=== EXERCISE OBJECTIVE ===
Every line below is to be copied exactly, with the pictures left out.

=== DATA ===

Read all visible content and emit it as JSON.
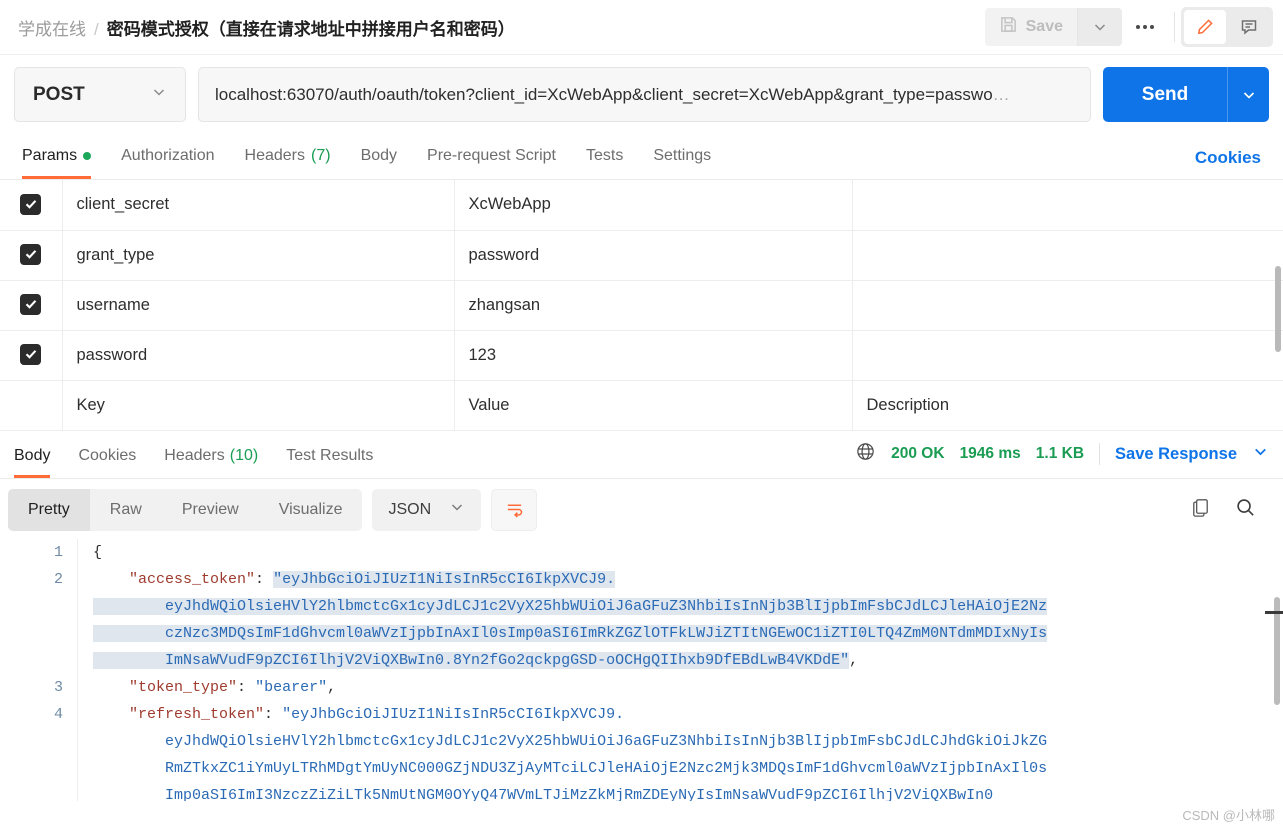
{
  "breadcrumb": {
    "collection": "学成在线",
    "separator": "/",
    "request_title": "密码模式授权（直接在请求地址中拼接用户名和密码）"
  },
  "toolbar": {
    "save_label": "Save",
    "save_icon": "floppy-disk-icon",
    "save_caret_icon": "chevron-down-icon",
    "more_icon": "ellipsis-icon",
    "edit_icon": "pencil-icon",
    "comment_icon": "comment-icon",
    "accent_orange": "#ff6c37"
  },
  "request": {
    "method": "POST",
    "method_caret_icon": "chevron-down-icon",
    "url": "localhost:63070/auth/oauth/token?client_id=XcWebApp&client_secret=XcWebApp&grant_type=passwo",
    "url_ellipsis": "…",
    "send_label": "Send",
    "send_caret_icon": "chevron-down-icon",
    "send_color": "#0f74e8"
  },
  "request_tabs": [
    {
      "label": "Params",
      "badge": "",
      "active": true,
      "dot": true
    },
    {
      "label": "Authorization",
      "badge": "",
      "active": false,
      "dot": false
    },
    {
      "label": "Headers",
      "badge": "(7)",
      "active": false,
      "dot": false
    },
    {
      "label": "Body",
      "badge": "",
      "active": false,
      "dot": false
    },
    {
      "label": "Pre-request Script",
      "badge": "",
      "active": false,
      "dot": false
    },
    {
      "label": "Tests",
      "badge": "",
      "active": false,
      "dot": false
    },
    {
      "label": "Settings",
      "badge": "",
      "active": false,
      "dot": false
    }
  ],
  "cookies_link": "Cookies",
  "params_table": {
    "columns": [
      "Key",
      "Value",
      "Description"
    ],
    "rows": [
      {
        "checked": true,
        "key": "client_secret",
        "value": "XcWebApp",
        "description": ""
      },
      {
        "checked": true,
        "key": "grant_type",
        "value": "password",
        "description": ""
      },
      {
        "checked": true,
        "key": "username",
        "value": "zhangsan",
        "description": ""
      },
      {
        "checked": true,
        "key": "password",
        "value": "123",
        "description": ""
      }
    ],
    "empty_row": {
      "key": "Key",
      "value": "Value",
      "description": "Description"
    }
  },
  "response_tabs": [
    {
      "label": "Body",
      "badge": "",
      "active": true
    },
    {
      "label": "Cookies",
      "badge": "",
      "active": false
    },
    {
      "label": "Headers",
      "badge": "(10)",
      "active": false
    },
    {
      "label": "Test Results",
      "badge": "",
      "active": false
    }
  ],
  "response_meta": {
    "globe_icon": "globe-icon",
    "status": "200 OK",
    "time": "1946 ms",
    "size": "1.1 KB",
    "save_response": "Save Response",
    "save_response_caret_icon": "chevron-down-icon",
    "green": "#1a9c53"
  },
  "format_bar": {
    "modes": [
      "Pretty",
      "Raw",
      "Preview",
      "Visualize"
    ],
    "active_mode": "Pretty",
    "language": "JSON",
    "language_caret_icon": "chevron-down-icon",
    "wrap_icon": "wrap-lines-icon",
    "copy_icon": "copy-icon",
    "search_icon": "search-icon"
  },
  "response_body": {
    "language": "json",
    "line_numbers": [
      "1",
      "2",
      "3",
      "4"
    ],
    "lines": [
      {
        "num": "1",
        "segments": [
          {
            "t": "{",
            "c": "p"
          }
        ]
      },
      {
        "num": "2",
        "segments": [
          {
            "t": "    ",
            "c": "p"
          },
          {
            "t": "\"access_token\"",
            "c": "k"
          },
          {
            "t": ": ",
            "c": "p"
          },
          {
            "t": "\"eyJhbGciOiJIUzI1NiIsInR5cCI6IkpXVCJ9.",
            "c": "s sel"
          }
        ]
      },
      {
        "num": "",
        "segments": [
          {
            "t": "        eyJhdWQiOlsieHVlY2hlbmctcGx1cyJdLCJ1c2VyX25hbWUiOiJ6aGFuZ3NhbiIsInNjb3BlIjpbImFsbCJdLCJleHAiOjE2Nz",
            "c": "s sel"
          }
        ]
      },
      {
        "num": "",
        "segments": [
          {
            "t": "        czNzc3MDQsImF1dGhvcml0aWVzIjpbInAxIl0sImp0aSI6ImRkZGZlOTFkLWJiZTItNGEwOC1iZTI0LTQ4ZmM0NTdmMDIxNyIs",
            "c": "s sel"
          }
        ]
      },
      {
        "num": "",
        "segments": [
          {
            "t": "        ImNsaWVudF9pZCI6IlhjV2ViQXBwIn0.8Yn2fGo2qckpgGSD-oOCHgQIIhxb9DfEBdLwB4VKDdE\"",
            "c": "s sel"
          },
          {
            "t": ",",
            "c": "p"
          }
        ]
      },
      {
        "num": "3",
        "segments": [
          {
            "t": "    ",
            "c": "p"
          },
          {
            "t": "\"token_type\"",
            "c": "k"
          },
          {
            "t": ": ",
            "c": "p"
          },
          {
            "t": "\"bearer\"",
            "c": "s"
          },
          {
            "t": ",",
            "c": "p"
          }
        ]
      },
      {
        "num": "4",
        "segments": [
          {
            "t": "    ",
            "c": "p"
          },
          {
            "t": "\"refresh_token\"",
            "c": "k"
          },
          {
            "t": ": ",
            "c": "p"
          },
          {
            "t": "\"eyJhbGciOiJIUzI1NiIsInR5cCI6IkpXVCJ9.",
            "c": "s"
          }
        ]
      },
      {
        "num": "",
        "segments": [
          {
            "t": "        eyJhdWQiOlsieHVlY2hlbmctcGx1cyJdLCJ1c2VyX25hbWUiOiJ6aGFuZ3NhbiIsInNjb3BlIjpbImFsbCJdLCJhdGkiOiJkZG",
            "c": "s"
          }
        ]
      },
      {
        "num": "",
        "segments": [
          {
            "t": "        RmZTkxZC1iYmUyLTRhMDgtYmUyNC000GZjNDU3ZjAyMTciLCJleHAiOjE2Nzc2Mjk3MDQsImF1dGhvcml0aWVzIjpbInAxIl0s",
            "c": "s"
          }
        ]
      },
      {
        "num": "",
        "segments": [
          {
            "t": "        Imp0aSI6ImI3NzczZiZiLTk5NmUtNGM0OYyQ47WVmLTJiMzZkMjRmZDEyNyIsImNsaWVudF9pZCI6IlhjV2ViQXBwIn0",
            "c": "s"
          }
        ]
      }
    ]
  },
  "watermark": "CSDN @小林哪"
}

=== TASK OUTPUT ===
Read all visible content and emit it as JSON.
{
  "breadcrumb": {
    "collection": "学成在线",
    "separator": "/",
    "request_title": "密码模式授权（直接在请求地址中拼接用户名和密码）"
  },
  "toolbar": {
    "save_label": "Save",
    "save_icon": "floppy-disk-icon",
    "save_caret_icon": "chevron-down-icon",
    "more_icon": "ellipsis-icon",
    "edit_icon": "pencil-icon",
    "comment_icon": "comment-icon",
    "accent_orange": "#ff6c37"
  },
  "request": {
    "method": "POST",
    "method_caret_icon": "chevron-down-icon",
    "url": "localhost:63070/auth/oauth/token?client_id=XcWebApp&client_secret=XcWebApp&grant_type=passwo",
    "url_ellipsis": "…",
    "send_label": "Send",
    "send_caret_icon": "chevron-down-icon",
    "send_color": "#0f74e8"
  },
  "request_tabs": [
    {
      "label": "Params",
      "badge": "",
      "active": true,
      "dot": true
    },
    {
      "label": "Authorization",
      "badge": "",
      "active": false,
      "dot": false
    },
    {
      "label": "Headers",
      "badge": "(7)",
      "active": false,
      "dot": false
    },
    {
      "label": "Body",
      "badge": "",
      "active": false,
      "dot": false
    },
    {
      "label": "Pre-request Script",
      "badge": "",
      "active": false,
      "dot": false
    },
    {
      "label": "Tests",
      "badge": "",
      "active": false,
      "dot": false
    },
    {
      "label": "Settings",
      "badge": "",
      "active": false,
      "dot": false
    }
  ],
  "cookies_link": "Cookies",
  "params_table": {
    "columns": [
      "Key",
      "Value",
      "Description"
    ],
    "rows": [
      {
        "checked": true,
        "key": "client_secret",
        "value": "XcWebApp",
        "description": ""
      },
      {
        "checked": true,
        "key": "grant_type",
        "value": "password",
        "description": ""
      },
      {
        "checked": true,
        "key": "username",
        "value": "zhangsan",
        "description": ""
      },
      {
        "checked": true,
        "key": "password",
        "value": "123",
        "description": ""
      }
    ],
    "empty_row": {
      "key": "Key",
      "value": "Value",
      "description": "Description"
    }
  },
  "response_tabs": [
    {
      "label": "Body",
      "badge": "",
      "active": true
    },
    {
      "label": "Cookies",
      "badge": "",
      "active": false
    },
    {
      "label": "Headers",
      "badge": "(10)",
      "active": false
    },
    {
      "label": "Test Results",
      "badge": "",
      "active": false
    }
  ],
  "response_meta": {
    "globe_icon": "globe-icon",
    "status": "200 OK",
    "time": "1946 ms",
    "size": "1.1 KB",
    "save_response": "Save Response",
    "save_response_caret_icon": "chevron-down-icon",
    "green": "#1a9c53"
  },
  "format_bar": {
    "modes": [
      "Pretty",
      "Raw",
      "Preview",
      "Visualize"
    ],
    "active_mode": "Pretty",
    "language": "JSON",
    "language_caret_icon": "chevron-down-icon",
    "wrap_icon": "wrap-lines-icon",
    "copy_icon": "copy-icon",
    "search_icon": "search-icon"
  },
  "response_body": {
    "language": "json",
    "line_numbers": [
      "1",
      "2",
      "3",
      "4"
    ],
    "lines": [
      {
        "num": "1",
        "segments": [
          {
            "t": "{",
            "c": "p"
          }
        ]
      },
      {
        "num": "2",
        "segments": [
          {
            "t": "    ",
            "c": "p"
          },
          {
            "t": "\"access_token\"",
            "c": "k"
          },
          {
            "t": ": ",
            "c": "p"
          },
          {
            "t": "\"eyJhbGciOiJIUzI1NiIsInR5cCI6IkpXVCJ9.",
            "c": "s sel"
          }
        ]
      },
      {
        "num": "",
        "segments": [
          {
            "t": "        eyJhdWQiOlsieHVlY2hlbmctcGx1cyJdLCJ1c2VyX25hbWUiOiJ6aGFuZ3NhbiIsInNjb3BlIjpbImFsbCJdLCJleHAiOjE2Nz",
            "c": "s sel"
          }
        ]
      },
      {
        "num": "",
        "segments": [
          {
            "t": "        czNzc3MDQsImF1dGhvcml0aWVzIjpbInAxIl0sImp0aSI6ImRkZGZlOTFkLWJiZTItNGEwOC1iZTI0LTQ4ZmM0NTdmMDIxNyIs",
            "c": "s sel"
          }
        ]
      },
      {
        "num": "",
        "segments": [
          {
            "t": "        ImNsaWVudF9pZCI6IlhjV2ViQXBwIn0.8Yn2fGo2qckpgGSD-oOCHgQIIhxb9DfEBdLwB4VKDdE\"",
            "c": "s sel"
          },
          {
            "t": ",",
            "c": "p"
          }
        ]
      },
      {
        "num": "3",
        "segments": [
          {
            "t": "    ",
            "c": "p"
          },
          {
            "t": "\"token_type\"",
            "c": "k"
          },
          {
            "t": ": ",
            "c": "p"
          },
          {
            "t": "\"bearer\"",
            "c": "s"
          },
          {
            "t": ",",
            "c": "p"
          }
        ]
      },
      {
        "num": "4",
        "segments": [
          {
            "t": "    ",
            "c": "p"
          },
          {
            "t": "\"refresh_token\"",
            "c": "k"
          },
          {
            "t": ": ",
            "c": "p"
          },
          {
            "t": "\"eyJhbGciOiJIUzI1NiIsInR5cCI6IkpXVCJ9.",
            "c": "s"
          }
        ]
      },
      {
        "num": "",
        "segments": [
          {
            "t": "        eyJhdWQiOlsieHVlY2hlbmctcGx1cyJdLCJ1c2VyX25hbWUiOiJ6aGFuZ3NhbiIsInNjb3BlIjpbImFsbCJdLCJhdGkiOiJkZG",
            "c": "s"
          }
        ]
      },
      {
        "num": "",
        "segments": [
          {
            "t": "        RmZTkxZC1iYmUyLTRhMDgtYmUyNC000GZjNDU3ZjAyMTciLCJleHAiOjE2Nzc2Mjk3MDQsImF1dGhvcml0aWVzIjpbInAxIl0s",
            "c": "s"
          }
        ]
      },
      {
        "num": "",
        "segments": [
          {
            "t": "        Imp0aSI6ImI3NzczZiZiLTk5NmUtNGM0OYyQ47WVmLTJiMzZkMjRmZDEyNyIsImNsaWVudF9pZCI6IlhjV2ViQXBwIn0",
            "c": "s"
          }
        ]
      }
    ]
  },
  "watermark": "CSDN @小林哪"
}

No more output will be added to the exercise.